Still a few years before the entry of four Highland clubs to the SFL (Inverness Caledonian Thistle and Ross County would join in 1994, while 2000 saw the entry of Elgin City and Peterhead), the league back then was a tough and difficult competition that perhaps didn’t get the respect it deserved from football league teams. This was a league with two powerful Inverness sides – the pre-merger Caledonian and Thistle – as well as County, Peterhead, Elgin, Huntly, Cove Rangers, and Deveronvale amongst the front-runners.
“When I started training there, I couldn’t believe the standard of players that Joe had brought in,” Wolceki says. “There was the likes of John Hewitt, John Holt, Bradley Kerr and Stevie Dolan in the squad. We had good players and initially, we gelled really well and we started the 1992-93 season on fire. Unfortunately Joe Harper got the bullet halfway through that season after a bad defeat at Cove. John Holt then took over the manager’s job. I was scoring a lot of goals, and I began to be mentioned quite a bit in the media as a player that some of the SFL clubs were looking at.

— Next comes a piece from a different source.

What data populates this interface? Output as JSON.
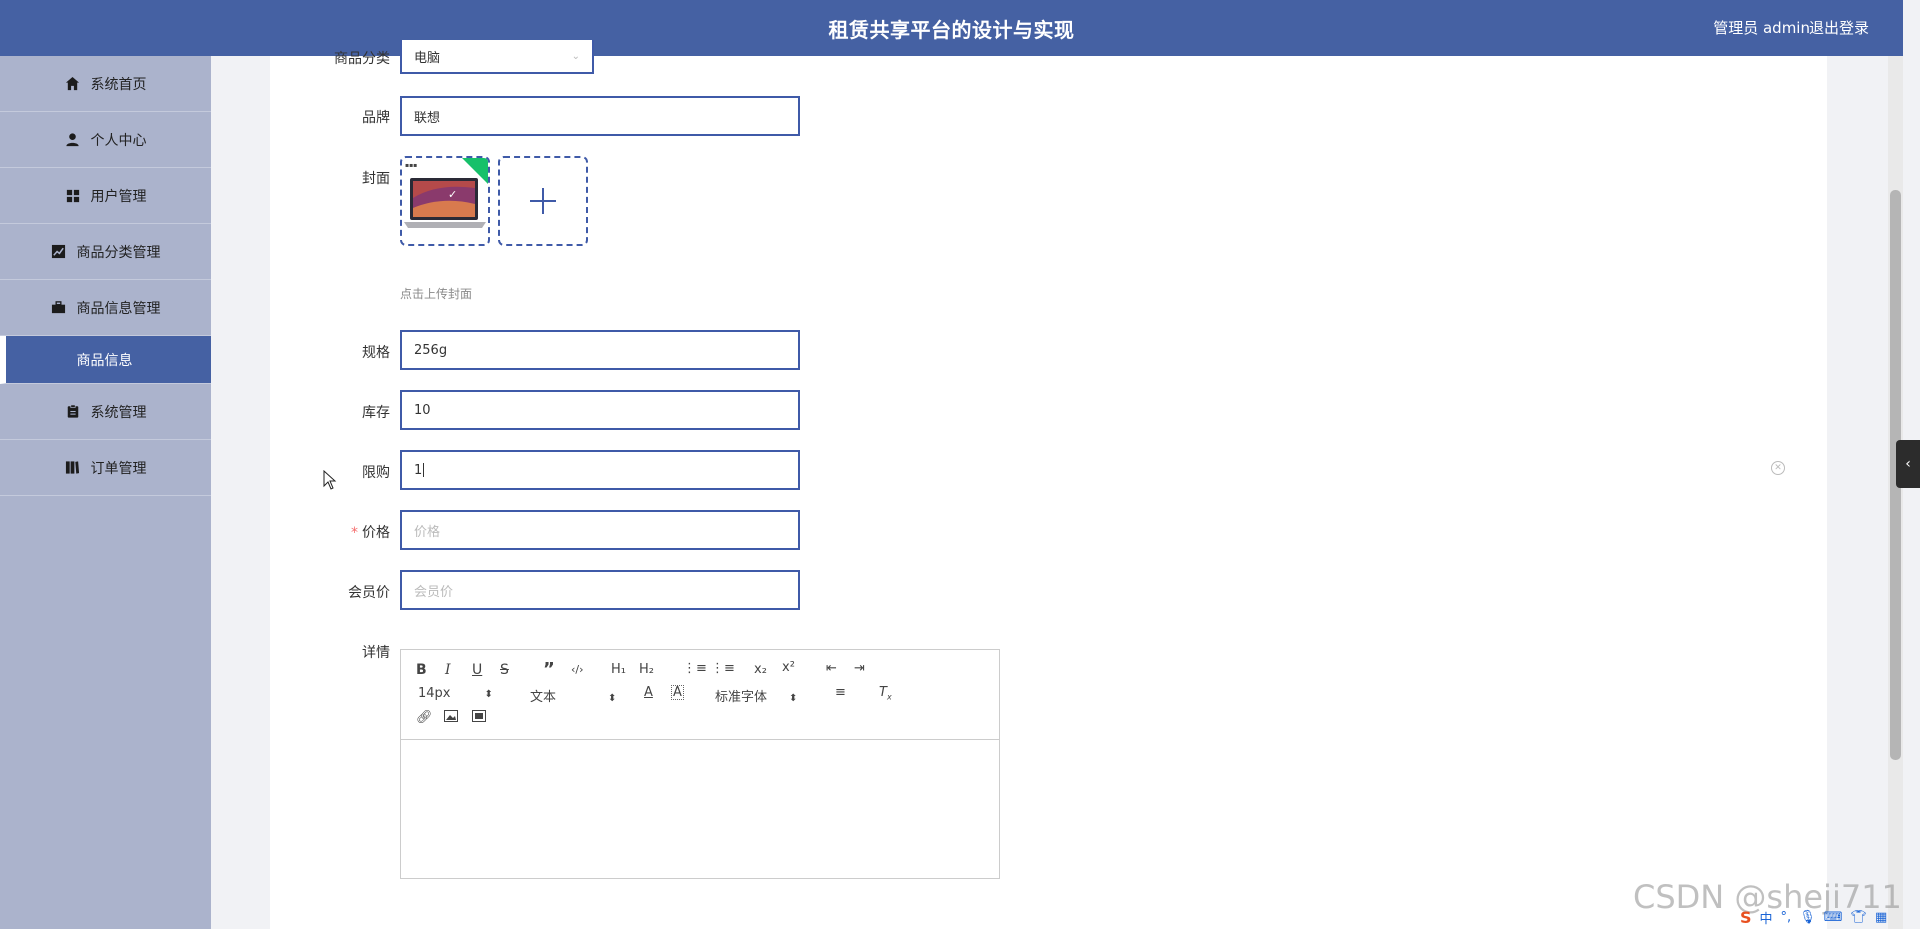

“Thanks to John’s connections, I trained at Dundee United for a week during the holidays and was invited back again in the autumn for a few days. I trained with the reserves and players like Alec Cleland and Gary Bollan. Gordon Wallace was in charge of the reserves at the time. I managed to impress them that week, and John told me, once I’d gone back to Deveronvale, that I was to be invited back there for pre-season. He made it clear I was being given an incredible opportunity and that I had to work hard towards the pre-season.”

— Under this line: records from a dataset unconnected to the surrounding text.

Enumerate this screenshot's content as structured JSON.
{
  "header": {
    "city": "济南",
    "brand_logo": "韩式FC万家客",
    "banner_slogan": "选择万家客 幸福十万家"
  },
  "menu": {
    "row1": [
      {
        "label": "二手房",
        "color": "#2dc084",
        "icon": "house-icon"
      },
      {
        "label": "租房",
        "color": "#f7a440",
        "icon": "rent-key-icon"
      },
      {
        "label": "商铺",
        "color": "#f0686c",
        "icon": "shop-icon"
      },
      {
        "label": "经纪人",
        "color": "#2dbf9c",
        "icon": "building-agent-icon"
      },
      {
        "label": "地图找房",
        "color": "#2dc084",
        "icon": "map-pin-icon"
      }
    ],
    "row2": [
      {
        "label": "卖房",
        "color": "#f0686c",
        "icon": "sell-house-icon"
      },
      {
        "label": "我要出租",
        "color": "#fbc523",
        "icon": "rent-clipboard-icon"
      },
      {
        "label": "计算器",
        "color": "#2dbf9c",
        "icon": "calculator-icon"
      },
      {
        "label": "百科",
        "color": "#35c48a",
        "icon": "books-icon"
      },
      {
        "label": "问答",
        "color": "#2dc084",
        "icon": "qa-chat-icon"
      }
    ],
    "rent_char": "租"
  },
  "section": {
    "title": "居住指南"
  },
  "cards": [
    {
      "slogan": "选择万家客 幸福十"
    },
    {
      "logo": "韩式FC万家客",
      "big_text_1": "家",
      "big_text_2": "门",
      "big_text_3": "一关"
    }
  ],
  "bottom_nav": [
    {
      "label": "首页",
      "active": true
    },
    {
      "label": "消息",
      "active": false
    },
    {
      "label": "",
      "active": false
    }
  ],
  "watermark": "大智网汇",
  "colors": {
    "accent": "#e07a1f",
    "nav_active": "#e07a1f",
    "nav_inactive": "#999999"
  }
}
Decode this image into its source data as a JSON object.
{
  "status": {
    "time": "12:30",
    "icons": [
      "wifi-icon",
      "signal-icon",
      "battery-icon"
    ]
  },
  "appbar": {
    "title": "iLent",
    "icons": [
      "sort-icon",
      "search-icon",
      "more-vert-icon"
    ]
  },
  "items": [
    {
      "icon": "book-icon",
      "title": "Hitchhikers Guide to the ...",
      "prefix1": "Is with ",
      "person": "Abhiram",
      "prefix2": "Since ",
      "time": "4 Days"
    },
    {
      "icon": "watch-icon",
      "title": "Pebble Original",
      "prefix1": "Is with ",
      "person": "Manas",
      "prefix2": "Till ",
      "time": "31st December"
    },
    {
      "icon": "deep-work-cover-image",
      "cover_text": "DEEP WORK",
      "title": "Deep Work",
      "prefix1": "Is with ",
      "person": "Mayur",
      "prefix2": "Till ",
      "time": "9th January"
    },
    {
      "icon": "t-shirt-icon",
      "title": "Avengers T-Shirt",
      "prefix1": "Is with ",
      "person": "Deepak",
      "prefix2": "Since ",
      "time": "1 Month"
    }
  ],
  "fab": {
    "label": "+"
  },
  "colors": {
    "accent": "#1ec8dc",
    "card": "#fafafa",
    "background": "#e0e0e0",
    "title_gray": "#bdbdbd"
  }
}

A delighted Wolecki resolved to play to very best of his ability for Deveronvale for the rest of the 1993-94 season, but fate once again took a hand. In a table-topping clash against Elgin at Borough Briggs on 13 March 1994, Wolecki was crudely tackled by the opposition full-back. “I took a throw-in to feet and turned and as I did a tackle came in from the side,” he says. “I knew straight away it was a bad one. Looking back, it was a career-ending injury. The chance of doing pre-season and winning a contract was gone just like that.

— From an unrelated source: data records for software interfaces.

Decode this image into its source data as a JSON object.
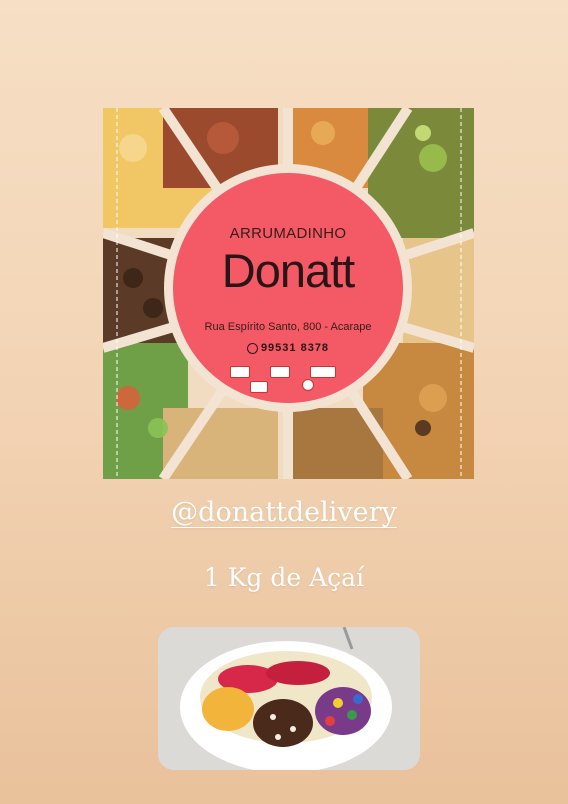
{
  "menu_card": {
    "subtitle": "ARRUMADINHO",
    "brand_name": "Donatt",
    "address": "Rua Espírito Santo, 800 - Acarape",
    "phone": "99531 8378",
    "icons": [
      "whatsapp-icon",
      "payment-card-icons"
    ]
  },
  "handle": "@donattdelivery",
  "caption": "1 Kg de Açaí",
  "colors": {
    "logo_circle": "#f45a66",
    "background_top": "#f6dfc5",
    "background_bottom": "#e9c19b"
  }
}
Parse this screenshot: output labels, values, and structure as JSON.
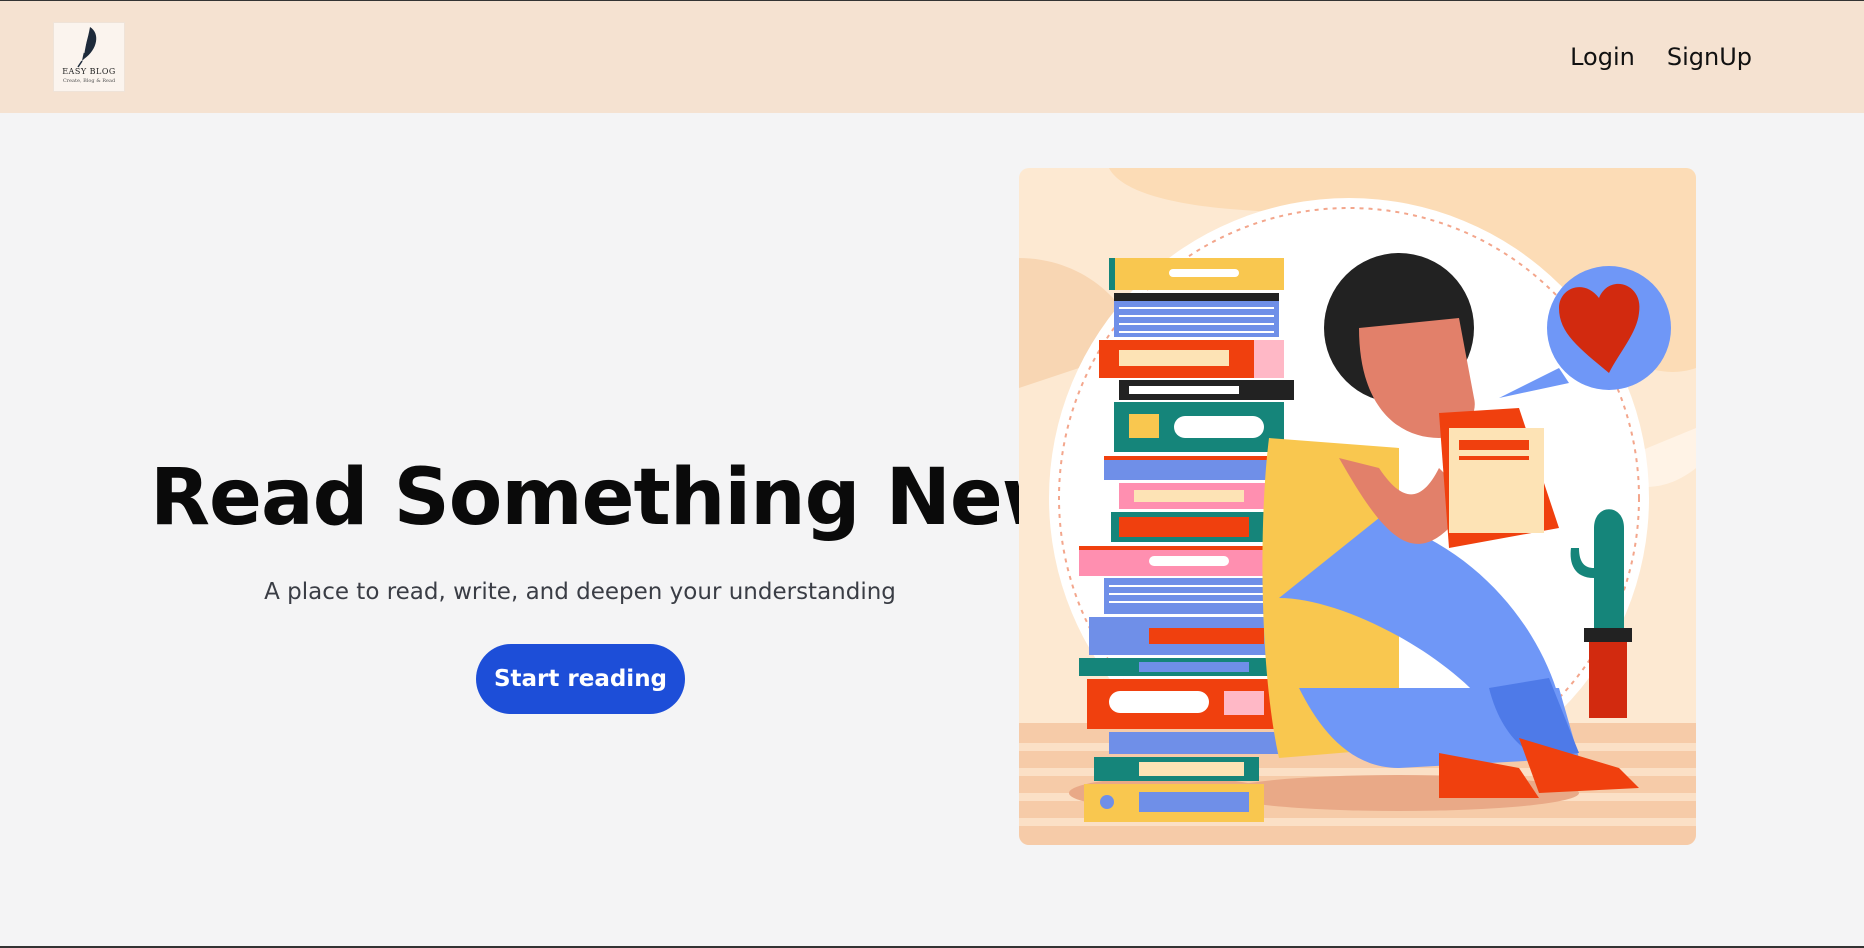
{
  "brand": {
    "logo_text": "EASY BLOG",
    "logo_tagline": "Create, Blog & Read"
  },
  "nav": {
    "login_label": "Login",
    "signup_label": "SignUp"
  },
  "hero": {
    "title": "Read Something New",
    "subtitle": "A place to read, write, and deepen your understanding",
    "cta_label": "Start reading"
  },
  "colors": {
    "navbar_bg": "#f5e2d1",
    "page_bg": "#f4f4f5",
    "cta_bg": "#1d4ed8",
    "illustration_bg": "#fde9d2"
  }
}
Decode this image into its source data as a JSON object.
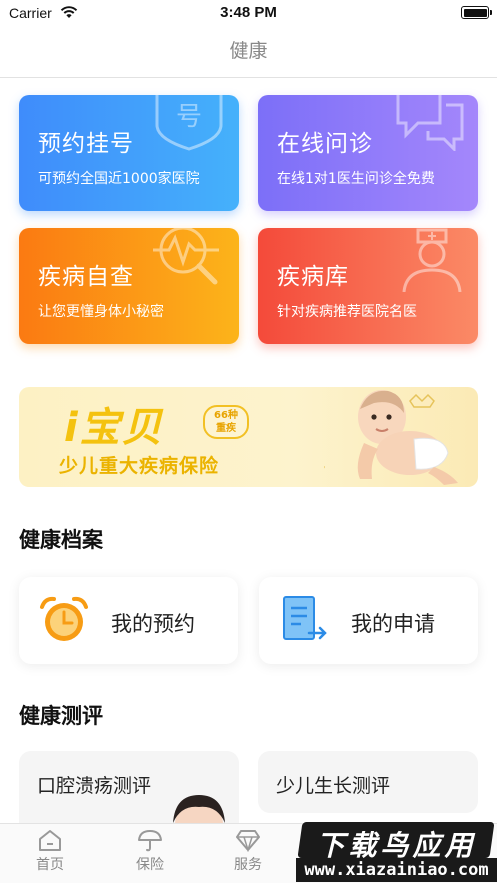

“I spent that summer feeling very sorry for myself,” he admits. “During that period, Leishman had been sacked as Montrose had had a terrible season in the Second Division. John Holt got the job, and he immediately invited me for pre-season at Links Park. John really, really looked after me then and I feel that I really let him down. I was still upset at missing the opportunity with United and I had a half-hearted pre-season.
“I was neither mentally nor physically fit to pick things up again. I played a few times that season, scored only a few goals, then John was sacked in the Swallow Hotel car park in Dundee, just as we were on the point of winning promotion. Andy Dornan took over, but I moved on that summer – just as well, as the following season was a total shambles for Montrose. Every time in my career when I was moving on, Dundee United and Montrose were the fixed points.
“I have a real affection for Montrose and they really are my club. I still always look out for the results. But I decided that playing under Andy Dornan wasn’t for me and went back to Deveronvale.”
After a final season in the Highland League and suffering from further niggling injuries, the career of a promising player seemed to have ended early and unfulfilled. Unexpectedly, a new coaching phase in Wolecki’s career was to open, in 1996-97.